Christian Leuprecht, a security expert at the Royal Military College of Canada and Queen's University, said that though officials said there was no specific threat made, it is likely that the UK raised the terrorist security alert due to data flowing to the Britain's intelligence agencies that caused them concern.
"It would suggest something more concrete than, 'Oh we'd better be careful,'" he said "Otherwise, you would see everyone in the West do this."
Jihadist teens in Paris
As if to highlight Cameron's point, a 14-year-old French girl was placed under investigation Friday for allegedly planning to carry out jihad, the third in a group of teenage girls caught before they left home.
The Paris prosecutor's office said the girl from Quimper, in Brittany, risks up to five years in a juvenile prison if the investigation leads to an indictment and conviction.

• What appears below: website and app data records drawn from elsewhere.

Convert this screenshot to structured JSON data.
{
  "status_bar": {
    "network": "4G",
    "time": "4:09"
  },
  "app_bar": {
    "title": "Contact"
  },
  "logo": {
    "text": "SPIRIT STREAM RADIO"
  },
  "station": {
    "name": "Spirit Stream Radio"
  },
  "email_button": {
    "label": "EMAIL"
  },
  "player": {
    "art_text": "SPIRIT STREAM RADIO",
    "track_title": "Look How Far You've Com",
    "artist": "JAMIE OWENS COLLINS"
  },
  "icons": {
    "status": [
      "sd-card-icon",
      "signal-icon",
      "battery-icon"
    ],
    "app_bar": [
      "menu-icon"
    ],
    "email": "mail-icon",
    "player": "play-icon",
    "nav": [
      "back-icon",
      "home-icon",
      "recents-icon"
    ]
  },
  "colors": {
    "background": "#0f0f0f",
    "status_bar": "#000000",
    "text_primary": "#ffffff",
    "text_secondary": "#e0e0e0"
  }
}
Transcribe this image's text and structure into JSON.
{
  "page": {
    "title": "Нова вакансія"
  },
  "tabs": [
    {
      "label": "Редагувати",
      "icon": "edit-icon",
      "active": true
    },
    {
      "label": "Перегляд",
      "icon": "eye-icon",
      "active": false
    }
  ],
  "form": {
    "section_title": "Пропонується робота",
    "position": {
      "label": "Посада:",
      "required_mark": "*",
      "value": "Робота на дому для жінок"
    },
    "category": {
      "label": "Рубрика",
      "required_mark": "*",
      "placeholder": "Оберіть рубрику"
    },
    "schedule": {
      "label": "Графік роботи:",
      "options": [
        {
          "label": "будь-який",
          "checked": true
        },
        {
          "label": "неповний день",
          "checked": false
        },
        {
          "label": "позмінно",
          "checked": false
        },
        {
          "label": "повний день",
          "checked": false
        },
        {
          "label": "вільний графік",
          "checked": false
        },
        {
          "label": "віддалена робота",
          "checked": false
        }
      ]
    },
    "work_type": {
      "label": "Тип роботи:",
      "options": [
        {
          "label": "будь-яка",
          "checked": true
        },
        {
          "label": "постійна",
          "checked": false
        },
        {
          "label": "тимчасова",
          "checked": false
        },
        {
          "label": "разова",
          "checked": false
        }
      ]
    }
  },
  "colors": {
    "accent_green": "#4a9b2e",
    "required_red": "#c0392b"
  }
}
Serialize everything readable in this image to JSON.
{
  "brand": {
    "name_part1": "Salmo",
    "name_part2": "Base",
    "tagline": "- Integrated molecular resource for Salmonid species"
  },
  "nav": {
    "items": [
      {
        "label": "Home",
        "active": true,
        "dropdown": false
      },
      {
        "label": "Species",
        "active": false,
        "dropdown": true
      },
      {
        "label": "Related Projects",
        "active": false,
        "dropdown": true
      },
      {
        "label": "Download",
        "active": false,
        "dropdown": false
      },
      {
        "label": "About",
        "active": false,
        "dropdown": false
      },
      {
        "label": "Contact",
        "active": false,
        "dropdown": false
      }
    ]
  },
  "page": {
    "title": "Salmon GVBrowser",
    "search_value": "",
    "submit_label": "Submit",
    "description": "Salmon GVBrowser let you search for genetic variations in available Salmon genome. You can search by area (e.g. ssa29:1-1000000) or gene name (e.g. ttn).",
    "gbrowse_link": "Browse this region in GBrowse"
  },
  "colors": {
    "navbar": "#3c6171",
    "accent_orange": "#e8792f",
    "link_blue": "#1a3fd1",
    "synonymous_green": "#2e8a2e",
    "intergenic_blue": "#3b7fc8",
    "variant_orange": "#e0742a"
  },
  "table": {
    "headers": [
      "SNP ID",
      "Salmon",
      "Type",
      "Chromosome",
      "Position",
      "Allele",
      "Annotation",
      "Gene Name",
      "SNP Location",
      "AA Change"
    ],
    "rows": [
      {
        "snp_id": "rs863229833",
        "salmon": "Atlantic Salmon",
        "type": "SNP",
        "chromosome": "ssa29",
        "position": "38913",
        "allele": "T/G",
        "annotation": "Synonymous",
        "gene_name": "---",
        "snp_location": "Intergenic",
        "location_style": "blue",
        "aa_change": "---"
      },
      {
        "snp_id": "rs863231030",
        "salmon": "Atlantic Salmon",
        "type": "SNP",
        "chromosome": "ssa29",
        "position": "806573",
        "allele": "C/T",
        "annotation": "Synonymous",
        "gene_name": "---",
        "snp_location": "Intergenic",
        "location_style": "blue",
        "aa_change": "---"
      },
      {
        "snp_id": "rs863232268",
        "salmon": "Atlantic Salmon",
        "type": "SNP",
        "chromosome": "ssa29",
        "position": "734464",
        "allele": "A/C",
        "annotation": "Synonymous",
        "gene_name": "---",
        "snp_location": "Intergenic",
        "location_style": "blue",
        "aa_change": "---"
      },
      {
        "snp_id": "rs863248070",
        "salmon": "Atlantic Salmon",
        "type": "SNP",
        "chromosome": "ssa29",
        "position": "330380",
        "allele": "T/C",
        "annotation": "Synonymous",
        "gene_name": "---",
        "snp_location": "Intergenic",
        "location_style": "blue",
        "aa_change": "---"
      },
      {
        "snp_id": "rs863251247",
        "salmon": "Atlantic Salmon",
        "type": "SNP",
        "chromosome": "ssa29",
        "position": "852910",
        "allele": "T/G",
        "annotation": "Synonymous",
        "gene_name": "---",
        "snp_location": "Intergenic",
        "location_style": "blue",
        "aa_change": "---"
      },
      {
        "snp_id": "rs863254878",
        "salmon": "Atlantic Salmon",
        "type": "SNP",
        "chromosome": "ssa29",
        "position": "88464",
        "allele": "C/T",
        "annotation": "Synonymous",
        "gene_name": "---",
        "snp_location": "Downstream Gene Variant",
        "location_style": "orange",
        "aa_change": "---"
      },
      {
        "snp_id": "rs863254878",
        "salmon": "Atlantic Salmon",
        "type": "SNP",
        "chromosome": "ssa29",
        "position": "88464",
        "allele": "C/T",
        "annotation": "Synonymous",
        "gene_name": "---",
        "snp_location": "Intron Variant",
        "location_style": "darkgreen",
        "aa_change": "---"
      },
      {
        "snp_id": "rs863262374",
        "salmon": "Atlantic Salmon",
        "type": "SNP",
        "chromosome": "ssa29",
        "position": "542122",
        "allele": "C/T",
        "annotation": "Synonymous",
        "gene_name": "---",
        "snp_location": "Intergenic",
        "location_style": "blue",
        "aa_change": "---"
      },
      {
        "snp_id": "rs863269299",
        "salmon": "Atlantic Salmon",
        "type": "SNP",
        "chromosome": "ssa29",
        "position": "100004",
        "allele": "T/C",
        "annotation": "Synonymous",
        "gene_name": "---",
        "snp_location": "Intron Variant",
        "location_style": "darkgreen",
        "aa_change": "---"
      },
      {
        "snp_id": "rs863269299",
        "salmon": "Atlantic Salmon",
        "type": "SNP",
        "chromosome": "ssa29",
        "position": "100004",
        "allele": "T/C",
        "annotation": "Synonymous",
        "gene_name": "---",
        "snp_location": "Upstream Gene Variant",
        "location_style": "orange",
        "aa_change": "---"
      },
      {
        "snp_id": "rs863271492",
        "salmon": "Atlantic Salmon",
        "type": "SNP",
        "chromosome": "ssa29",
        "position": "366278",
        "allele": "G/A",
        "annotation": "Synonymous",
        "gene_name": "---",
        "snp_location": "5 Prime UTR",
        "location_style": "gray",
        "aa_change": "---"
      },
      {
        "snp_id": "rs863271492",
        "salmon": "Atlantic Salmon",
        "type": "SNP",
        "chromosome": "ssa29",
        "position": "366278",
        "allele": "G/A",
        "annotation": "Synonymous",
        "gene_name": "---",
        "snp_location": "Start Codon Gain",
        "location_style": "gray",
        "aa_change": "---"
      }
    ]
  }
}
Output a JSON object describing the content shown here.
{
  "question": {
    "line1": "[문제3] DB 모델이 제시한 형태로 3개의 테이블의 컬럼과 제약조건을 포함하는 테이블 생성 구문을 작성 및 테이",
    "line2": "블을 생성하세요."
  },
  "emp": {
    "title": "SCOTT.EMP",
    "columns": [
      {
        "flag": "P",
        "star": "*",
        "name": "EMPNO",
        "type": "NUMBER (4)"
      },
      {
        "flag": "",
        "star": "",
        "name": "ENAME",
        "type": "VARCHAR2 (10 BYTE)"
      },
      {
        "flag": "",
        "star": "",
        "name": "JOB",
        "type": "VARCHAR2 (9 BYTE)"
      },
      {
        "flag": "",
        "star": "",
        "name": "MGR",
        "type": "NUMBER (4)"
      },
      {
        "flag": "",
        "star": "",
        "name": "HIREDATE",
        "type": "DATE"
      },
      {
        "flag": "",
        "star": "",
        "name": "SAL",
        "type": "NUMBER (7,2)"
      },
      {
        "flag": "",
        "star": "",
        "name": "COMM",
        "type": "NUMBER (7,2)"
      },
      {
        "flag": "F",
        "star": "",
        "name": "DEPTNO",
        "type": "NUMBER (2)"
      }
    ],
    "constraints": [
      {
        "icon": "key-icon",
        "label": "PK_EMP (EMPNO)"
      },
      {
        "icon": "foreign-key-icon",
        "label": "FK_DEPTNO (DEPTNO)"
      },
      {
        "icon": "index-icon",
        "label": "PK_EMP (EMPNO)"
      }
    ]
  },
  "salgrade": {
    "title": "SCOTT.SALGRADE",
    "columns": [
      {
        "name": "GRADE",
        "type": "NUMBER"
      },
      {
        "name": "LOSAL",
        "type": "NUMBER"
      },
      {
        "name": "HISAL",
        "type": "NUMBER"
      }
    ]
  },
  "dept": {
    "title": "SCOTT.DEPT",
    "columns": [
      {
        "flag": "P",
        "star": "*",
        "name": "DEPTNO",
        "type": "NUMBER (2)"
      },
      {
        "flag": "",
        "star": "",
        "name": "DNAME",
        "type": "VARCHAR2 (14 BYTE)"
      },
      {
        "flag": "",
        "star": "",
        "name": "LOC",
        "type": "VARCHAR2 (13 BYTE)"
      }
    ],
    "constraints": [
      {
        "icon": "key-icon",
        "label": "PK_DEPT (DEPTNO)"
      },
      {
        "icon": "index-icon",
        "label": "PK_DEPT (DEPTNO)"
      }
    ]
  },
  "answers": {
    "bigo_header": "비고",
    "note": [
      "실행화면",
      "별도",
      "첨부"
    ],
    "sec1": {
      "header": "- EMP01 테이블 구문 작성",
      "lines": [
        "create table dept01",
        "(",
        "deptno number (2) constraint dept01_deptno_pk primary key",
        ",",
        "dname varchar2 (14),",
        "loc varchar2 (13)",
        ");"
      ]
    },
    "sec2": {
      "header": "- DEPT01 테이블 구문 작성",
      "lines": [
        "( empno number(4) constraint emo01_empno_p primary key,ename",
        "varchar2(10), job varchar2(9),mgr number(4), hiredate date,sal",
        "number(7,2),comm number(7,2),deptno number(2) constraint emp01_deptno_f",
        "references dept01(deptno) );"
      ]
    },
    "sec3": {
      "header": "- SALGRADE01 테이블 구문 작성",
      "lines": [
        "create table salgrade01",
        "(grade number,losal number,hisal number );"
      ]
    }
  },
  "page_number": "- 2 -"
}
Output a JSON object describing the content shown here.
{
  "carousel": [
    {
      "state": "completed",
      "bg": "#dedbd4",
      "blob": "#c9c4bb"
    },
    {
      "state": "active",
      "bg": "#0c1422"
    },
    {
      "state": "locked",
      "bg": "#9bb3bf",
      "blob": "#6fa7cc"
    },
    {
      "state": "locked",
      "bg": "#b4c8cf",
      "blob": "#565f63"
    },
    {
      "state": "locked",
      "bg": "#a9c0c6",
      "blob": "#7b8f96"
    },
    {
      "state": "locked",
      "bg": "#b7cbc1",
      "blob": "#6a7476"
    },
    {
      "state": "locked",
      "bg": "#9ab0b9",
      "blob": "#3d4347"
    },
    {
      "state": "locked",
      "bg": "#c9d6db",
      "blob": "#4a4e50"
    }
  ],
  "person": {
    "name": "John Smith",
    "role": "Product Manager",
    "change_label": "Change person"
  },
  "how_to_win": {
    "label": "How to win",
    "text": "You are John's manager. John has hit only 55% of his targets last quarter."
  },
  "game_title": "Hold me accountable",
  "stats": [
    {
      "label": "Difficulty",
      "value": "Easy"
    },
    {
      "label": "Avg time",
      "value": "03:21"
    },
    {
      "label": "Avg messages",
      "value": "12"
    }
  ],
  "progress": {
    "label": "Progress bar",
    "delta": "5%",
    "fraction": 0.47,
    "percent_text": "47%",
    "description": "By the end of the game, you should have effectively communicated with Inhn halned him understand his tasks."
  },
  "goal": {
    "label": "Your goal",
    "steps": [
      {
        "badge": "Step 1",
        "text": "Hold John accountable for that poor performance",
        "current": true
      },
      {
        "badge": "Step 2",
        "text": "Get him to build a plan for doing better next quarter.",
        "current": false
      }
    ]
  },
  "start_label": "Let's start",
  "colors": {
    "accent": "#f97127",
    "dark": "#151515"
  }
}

The girl, not named, was in contact with two other teens, aged 15 and 17, all allegedly planning together to travel abroad to join a jihadist group - even though they live in three different regions of France.
The prosecutor's office said the girls corresponded via social networks, but wouldn't give details.
French judicial officials are investigating 329 people who left France to carry out jihad, mainly in Syria, or wanted to.
No specific threats to US homeland
In the US however, the Department of Homeland Security said on Friday that it is not aware of any specific threat to the US homeland from Islamic State militants.
At the same time, Homeland Security Secretary Jeh Johnson released a statement in which he acknowledged that Islamic State militants "have demonstrated the intent and capability to target American citizens overseas." He noted that DHS took steps over the summer to strengthen security at overseas airports with direct flights to the United States.
Johnson said he has spoken to UK Home Secretary Theresa May about Britain's decision to raise its terrorism alert to the second-highest level.
US and European officials have said that because of relaxed border controls between European Union countries, it is difficult to track travel to Syria and Iraq by would-be foreign fighters. Often suspected militants are not identified until after they return to their home countries.
US authorities are particularly concerned about former foreign fighters in Syria and Iraq who have British or other European passports that would allow them to enter the United States with instant visas and minimal security vetting.
US and European officials have estimated that as many as 100 Americans have traveled to Syria or Iraq to fight with militants.
"This is a threat that the United States has been focused on. We've been coordinating closely with our allies, both the Brits, but others in Europe, about countering this threat and mitigating it," White House spokesman Josh Earnest said at a news briefing.
There was no plan to raise the US threat assessment level, he said.
While the United States once characterized threats under a system of color coded warnings, the Obama administration abandoned that system and now issues warnings targeted to particular transport or economic sectors.
Reuters contributed to this article.